War for the Planet of the Apes is the third in a series of sci-fi epics. It follows Rise of the Planet of the Apes where Caesar (Andy Serkis), an ape who has been raised by humans and has highly developed cognitive skills, becomes leader of an ape community and leads them to freedom. Dawn of the Planet of the Apes, set some years later, finds the apes living peacefully in Muir Woods in northern California. However, a virus has killed off most of the human population, and the survivors blame it on the apes. One of them, Koba, is unable to forgive humans for what they had done to apes in laboratories. Fearing the humans want to destroy them now, he wants to attack first. Caesar argues for nonviolence and peace.

In this film, the humans are coping with another virus, one that makes them mute. Again, they set out to exterminate the apes. A ruthless and malevolent Colonel (Woody Harrelson), who regards this mission as humanity's last stand, succeeds in capturing many of Caesar's community and taking them to a work camp; he is constructing a wall to keep out another contingent of humans. "This is a holy war," he states. "All of human history has led to this moment."

Caesar's peace-making instincts have been worn-down by so many battles and so much violence. Given a chance to flee with his community to a desert sanctuary, he chooses instead to go on a mission of revenge by killing the Colonel for murdering his wife and son. Maurice (Karin Konoval), a huge Orangutan and member of Caesar's inner circle, reminds him that "Now you sound like Koba."

This wise Orangutan has one of the magic moments in the drama when he, in an act of compassion, tries to sooth the troubled soul of a mute human orphan (Amiah Miller); unable to leave her alone, he brings her along on their journey. Another newcomer is Bad Ape (Steve Zahn), an escapee from a zoo who has been living in a cave alone. He finally agrees to take Caesar to the work camp. There they must use all their intelligence to find ways to save the apes, and Caesar faces his greatest moral challenge.

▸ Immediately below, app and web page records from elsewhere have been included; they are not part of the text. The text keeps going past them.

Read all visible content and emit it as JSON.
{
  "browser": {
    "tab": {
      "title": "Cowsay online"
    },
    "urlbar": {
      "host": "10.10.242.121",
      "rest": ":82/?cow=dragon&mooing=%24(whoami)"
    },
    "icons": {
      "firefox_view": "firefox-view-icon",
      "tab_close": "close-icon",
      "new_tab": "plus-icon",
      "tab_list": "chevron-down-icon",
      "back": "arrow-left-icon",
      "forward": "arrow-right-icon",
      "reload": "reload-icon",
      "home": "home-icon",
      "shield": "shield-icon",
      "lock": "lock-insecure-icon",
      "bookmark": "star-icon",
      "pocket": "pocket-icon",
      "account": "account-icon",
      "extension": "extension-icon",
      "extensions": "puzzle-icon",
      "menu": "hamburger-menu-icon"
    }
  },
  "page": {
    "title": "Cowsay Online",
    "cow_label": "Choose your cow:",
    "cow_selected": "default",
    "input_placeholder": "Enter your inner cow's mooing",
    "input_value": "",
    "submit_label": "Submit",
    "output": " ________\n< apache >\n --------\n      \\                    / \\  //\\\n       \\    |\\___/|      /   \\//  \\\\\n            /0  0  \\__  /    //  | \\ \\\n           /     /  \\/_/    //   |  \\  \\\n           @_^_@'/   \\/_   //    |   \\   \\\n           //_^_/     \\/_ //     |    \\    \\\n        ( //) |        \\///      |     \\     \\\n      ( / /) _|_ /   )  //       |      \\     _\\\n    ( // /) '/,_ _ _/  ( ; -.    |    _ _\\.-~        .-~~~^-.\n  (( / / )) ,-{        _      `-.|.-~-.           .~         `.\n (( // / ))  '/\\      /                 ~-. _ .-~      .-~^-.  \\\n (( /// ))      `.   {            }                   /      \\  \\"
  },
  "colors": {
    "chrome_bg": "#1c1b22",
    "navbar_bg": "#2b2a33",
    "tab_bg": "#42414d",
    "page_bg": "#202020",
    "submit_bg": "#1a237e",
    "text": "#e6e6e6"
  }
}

Matt Reeves directs War for the Planet of the Apes with a genuine respect for this saga which encourages us to reflect upon the emptiness and self-destructiveness of revenge, the moral qualities of leadership, the folly of war, and the life-affirming values of forgiveness and compassion. While other franchises have succumbed to tedious crash-and-burn sequences and an over-emphasis on special effects, this trilogy has impressed us with its unflinching focus on spiritual matters and the inventive acting of Andy Serkis as the soulful leader of the simians. At the end, it also gives us one of the best examples of you-reap-what-you-sow ever put on film.